#### Items from a data source:
-- Opening Marker --
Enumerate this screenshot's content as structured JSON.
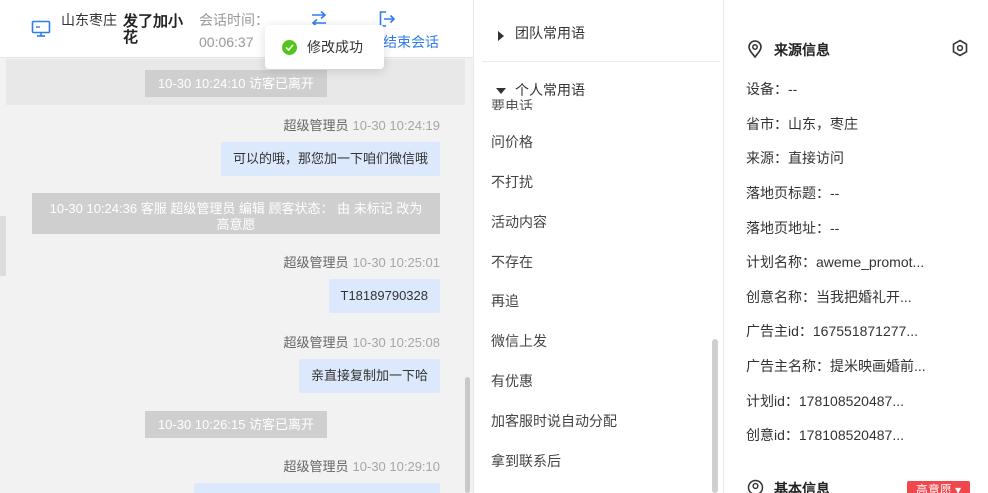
{
  "header": {
    "visitor_location": "山东枣庄",
    "visitor_name": "发了加小花",
    "session_label": "会话时间：",
    "session_time": "00:06:37",
    "end_label": "结束会话"
  },
  "toast": {
    "text": "修改成功",
    "icon": "check-circle-icon",
    "color": "#52c41a"
  },
  "chat": {
    "messages": [
      {
        "type": "system",
        "text": "10-30 10:24:10 访客已离开"
      },
      {
        "type": "agent",
        "sender": "超级管理员",
        "time": "10-30 10:24:19",
        "text": "可以的哦，那您加一下咱们微信哦"
      },
      {
        "type": "system",
        "text": "10-30 10:24:36 客服 超级管理员 编辑 顾客状态： 由 未标记 改为 高意愿"
      },
      {
        "type": "agent",
        "sender": "超级管理员",
        "time": "10-30 10:25:01",
        "text": "T18189790328"
      },
      {
        "type": "agent",
        "sender": "超级管理员",
        "time": "10-30 10:25:08",
        "text": "亲直接复制加一下哈"
      },
      {
        "type": "system",
        "text": "10-30 10:26:15 访客已离开"
      },
      {
        "type": "agent",
        "sender": "超级管理员",
        "time": "10-30 10:29:10",
        "text": ""
      }
    ],
    "bubble_color": "#dce8fb",
    "system_color": "#cfcfcf"
  },
  "phrases": {
    "team_group": "团队常用语",
    "personal_group": "个人常用语",
    "clipped_item": "要电话",
    "items": [
      "问价格",
      "不打扰",
      "活动内容",
      "不存在",
      "再追",
      "微信上发",
      "有优惠",
      "加客服时说自动分配",
      "拿到联系后"
    ]
  },
  "info": {
    "source_title": "来源信息",
    "rows": [
      "设备：--",
      "省市：山东，枣庄",
      "来源：直接访问",
      "落地页标题：--",
      "落地页地址：--",
      "计划名称：aweme_promot...",
      "创意名称：当我把婚礼开...",
      "广告主id：167551871277...",
      "广告主名称：提米映画婚前...",
      "计划id：178108520487...",
      "创意id：178108520487..."
    ],
    "basic_title": "基本信息",
    "intent_badge": "高意愿 ▾",
    "badge_color": "#f0474c"
  }
}
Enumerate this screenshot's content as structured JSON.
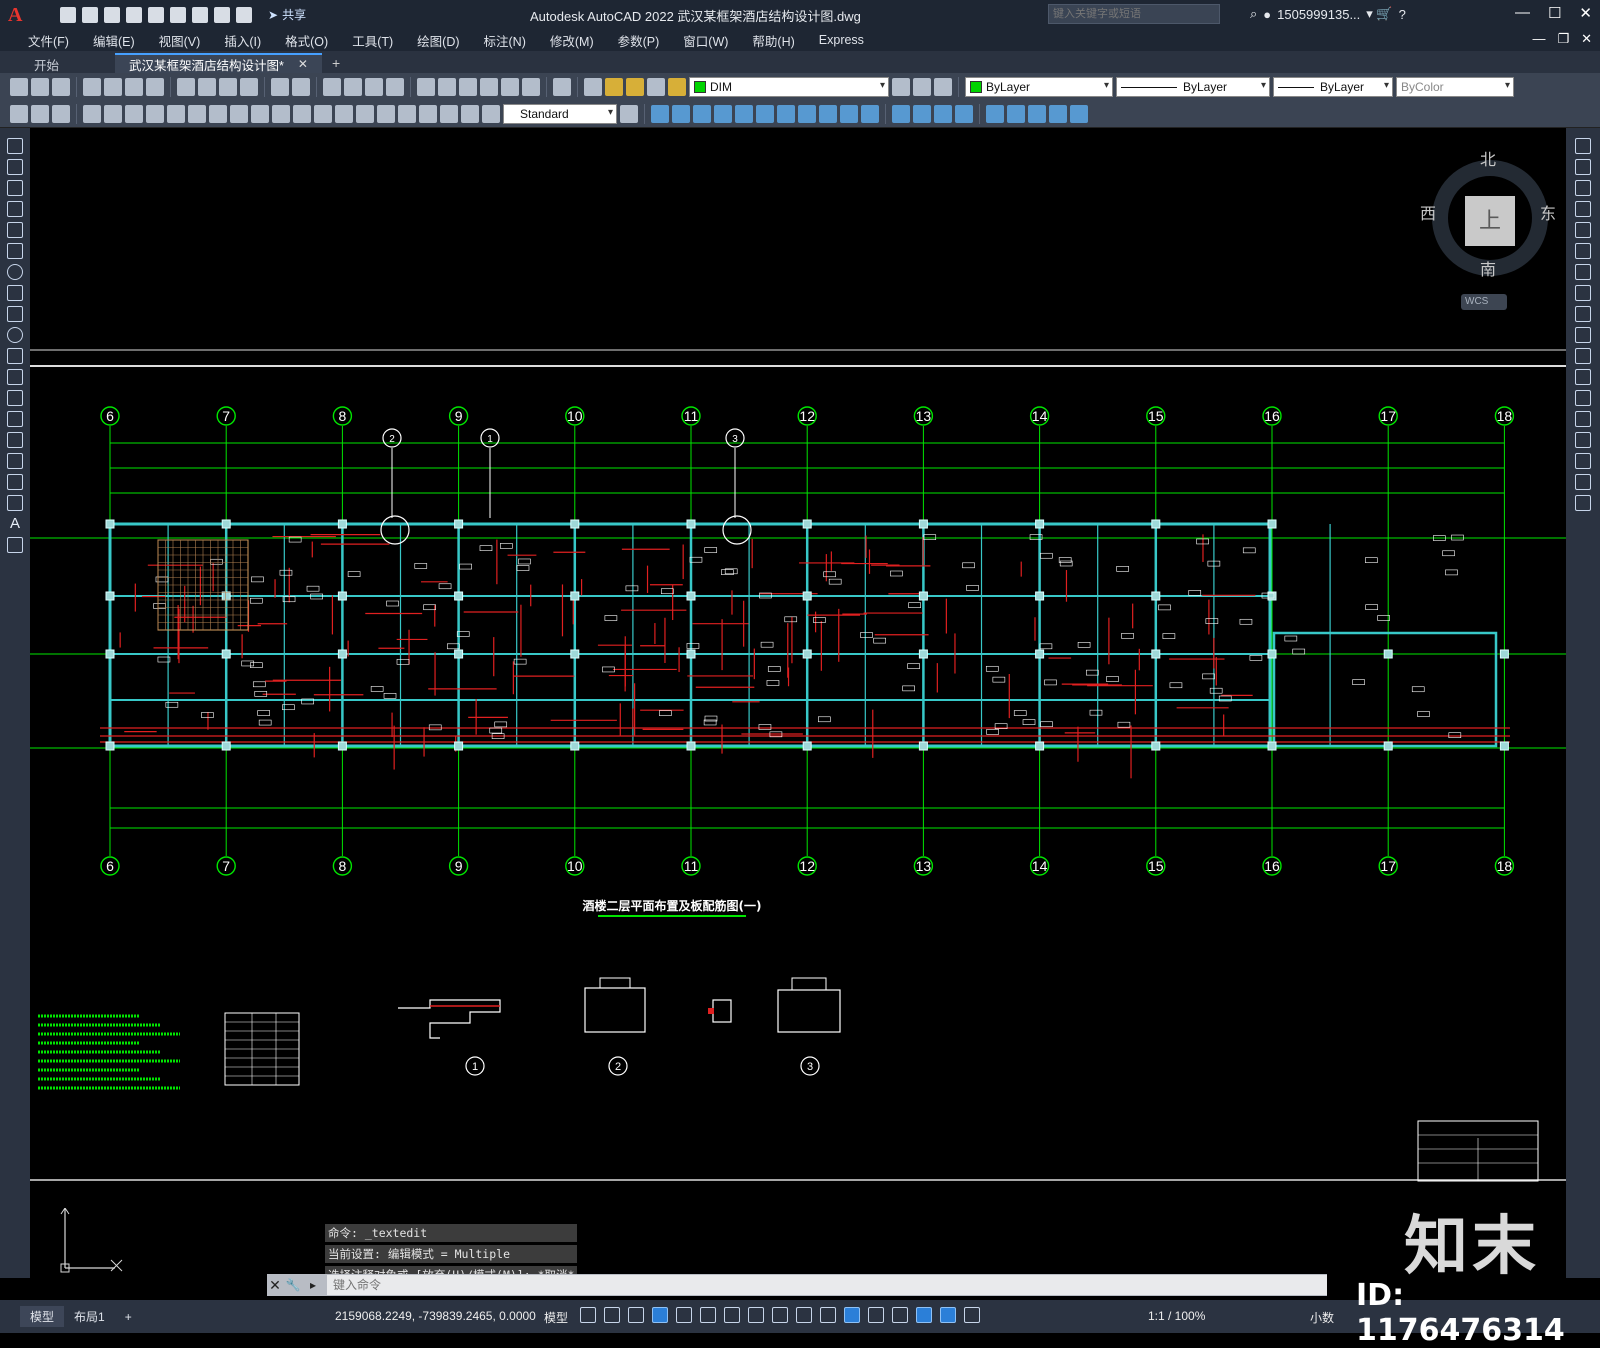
{
  "app": {
    "logo": "A",
    "title": "Autodesk AutoCAD 2022    武汉某框架酒店结构设计图.dwg",
    "share_label": "共享",
    "search_placeholder": "键入关键字或短语",
    "user": "1505999135...",
    "window_controls": [
      "—",
      "☐",
      "✕"
    ]
  },
  "menu": [
    "文件(F)",
    "编辑(E)",
    "视图(V)",
    "插入(I)",
    "格式(O)",
    "工具(T)",
    "绘图(D)",
    "标注(N)",
    "修改(M)",
    "参数(P)",
    "窗口(W)",
    "帮助(H)",
    "Express"
  ],
  "tabs": {
    "start": "开始",
    "active": "武汉某框架酒店结构设计图*",
    "close": "✕",
    "add": "+"
  },
  "toolbar": {
    "layer": "DIM",
    "color": "ByLayer",
    "linetype": "ByLayer",
    "lineweight": "ByLayer",
    "plotstyle": "ByColor",
    "textstyle": "Standard",
    "layer_color": "#00d400"
  },
  "viewcube": {
    "north": "北",
    "south": "南",
    "west": "西",
    "east": "东",
    "top": "上",
    "wcs": "WCS"
  },
  "drawing": {
    "grid_labels": [
      "6",
      "7",
      "8",
      "9",
      "10",
      "11",
      "12",
      "13",
      "14",
      "15",
      "16",
      "17",
      "18"
    ],
    "section_markers": [
      "2",
      "1",
      "3"
    ],
    "plan_title": "酒楼二层平面布置及板配筋图(一)",
    "detail_labels": [
      "1",
      "2",
      "3"
    ],
    "colors": {
      "grid": "#00e600",
      "beam": "#e02020",
      "column": "#7fd0d0",
      "text": "#ffffff",
      "cyan": "#38c8c8"
    }
  },
  "command": {
    "history": [
      "命令: _textedit",
      "当前设置: 编辑模式 = Multiple",
      "选择注释对象或 [放弃(U)/模式(M)]: *取消*"
    ],
    "placeholder": "键入命令"
  },
  "status": {
    "model_tab": "模型",
    "layout_tab": "布局1",
    "add": "+",
    "coordinates": "2159068.2249, -739839.2465, 0.0000",
    "model_label": "模型",
    "scale": "1:1 / 100%",
    "units": "小数"
  },
  "watermark": {
    "logo": "知末",
    "id": "ID: 1176476314"
  }
}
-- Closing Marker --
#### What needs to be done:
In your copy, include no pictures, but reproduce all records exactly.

#### Output for this task:
Enumerate this screenshot's content as structured JSON.
{
  "header": {
    "visitor_location": "山东枣庄",
    "visitor_name": "发了加小花",
    "session_label": "会话时间：",
    "session_time": "00:06:37",
    "end_label": "结束会话"
  },
  "toast": {
    "text": "修改成功",
    "icon": "check-circle-icon",
    "color": "#52c41a"
  },
  "chat": {
    "messages": [
      {
        "type": "system",
        "text": "10-30 10:24:10 访客已离开"
      },
      {
        "type": "agent",
        "sender": "超级管理员",
        "time": "10-30 10:24:19",
        "text": "可以的哦，那您加一下咱们微信哦"
      },
      {
        "type": "system",
        "text": "10-30 10:24:36 客服 超级管理员 编辑 顾客状态： 由 未标记 改为 高意愿"
      },
      {
        "type": "agent",
        "sender": "超级管理员",
        "time": "10-30 10:25:01",
        "text": "T18189790328"
      },
      {
        "type": "agent",
        "sender": "超级管理员",
        "time": "10-30 10:25:08",
        "text": "亲直接复制加一下哈"
      },
      {
        "type": "system",
        "text": "10-30 10:26:15 访客已离开"
      },
      {
        "type": "agent",
        "sender": "超级管理员",
        "time": "10-30 10:29:10",
        "text": ""
      }
    ],
    "bubble_color": "#dce8fb",
    "system_color": "#cfcfcf"
  },
  "phrases": {
    "team_group": "团队常用语",
    "personal_group": "个人常用语",
    "clipped_item": "要电话",
    "items": [
      "问价格",
      "不打扰",
      "活动内容",
      "不存在",
      "再追",
      "微信上发",
      "有优惠",
      "加客服时说自动分配",
      "拿到联系后"
    ]
  },
  "info": {
    "source_title": "来源信息",
    "rows": [
      "设备：--",
      "省市：山东，枣庄",
      "来源：直接访问",
      "落地页标题：--",
      "落地页地址：--",
      "计划名称：aweme_promot...",
      "创意名称：当我把婚礼开...",
      "广告主id：167551871277...",
      "广告主名称：提米映画婚前...",
      "计划id：178108520487...",
      "创意id：178108520487..."
    ],
    "basic_title": "基本信息",
    "intent_badge": "高意愿 ▾",
    "badge_color": "#f0474c"
  }
}
Enumerate this screenshot's content as structured JSON.
{
  "app": {
    "logo": "A",
    "title": "Autodesk AutoCAD 2022    武汉某框架酒店结构设计图.dwg",
    "share_label": "共享",
    "search_placeholder": "键入关键字或短语",
    "user": "1505999135...",
    "window_controls": [
      "—",
      "☐",
      "✕"
    ]
  },
  "menu": [
    "文件(F)",
    "编辑(E)",
    "视图(V)",
    "插入(I)",
    "格式(O)",
    "工具(T)",
    "绘图(D)",
    "标注(N)",
    "修改(M)",
    "参数(P)",
    "窗口(W)",
    "帮助(H)",
    "Express"
  ],
  "tabs": {
    "start": "开始",
    "active": "武汉某框架酒店结构设计图*",
    "close": "✕",
    "add": "+"
  },
  "toolbar": {
    "layer": "DIM",
    "color": "ByLayer",
    "linetype": "ByLayer",
    "lineweight": "ByLayer",
    "plotstyle": "ByColor",
    "textstyle": "Standard",
    "layer_color": "#00d400"
  },
  "viewcube": {
    "north": "北",
    "south": "南",
    "west": "西",
    "east": "东",
    "top": "上",
    "wcs": "WCS"
  },
  "drawing": {
    "grid_labels": [
      "6",
      "7",
      "8",
      "9",
      "10",
      "11",
      "12",
      "13",
      "14",
      "15",
      "16",
      "17",
      "18"
    ],
    "section_markers": [
      "2",
      "1",
      "3"
    ],
    "plan_title": "酒楼二层平面布置及板配筋图(一)",
    "detail_labels": [
      "1",
      "2",
      "3"
    ],
    "colors": {
      "grid": "#00e600",
      "beam": "#e02020",
      "column": "#7fd0d0",
      "text": "#ffffff",
      "cyan": "#38c8c8"
    }
  },
  "command": {
    "history": [
      "命令: _textedit",
      "当前设置: 编辑模式 = Multiple",
      "选择注释对象或 [放弃(U)/模式(M)]: *取消*"
    ],
    "placeholder": "键入命令"
  },
  "status": {
    "model_tab": "模型",
    "layout_tab": "布局1",
    "add": "+",
    "coordinates": "2159068.2249, -739839.2465, 0.0000",
    "model_label": "模型",
    "scale": "1:1 / 100%",
    "units": "小数"
  },
  "watermark": {
    "logo": "知末",
    "id": "ID: 1176476314"
  }
}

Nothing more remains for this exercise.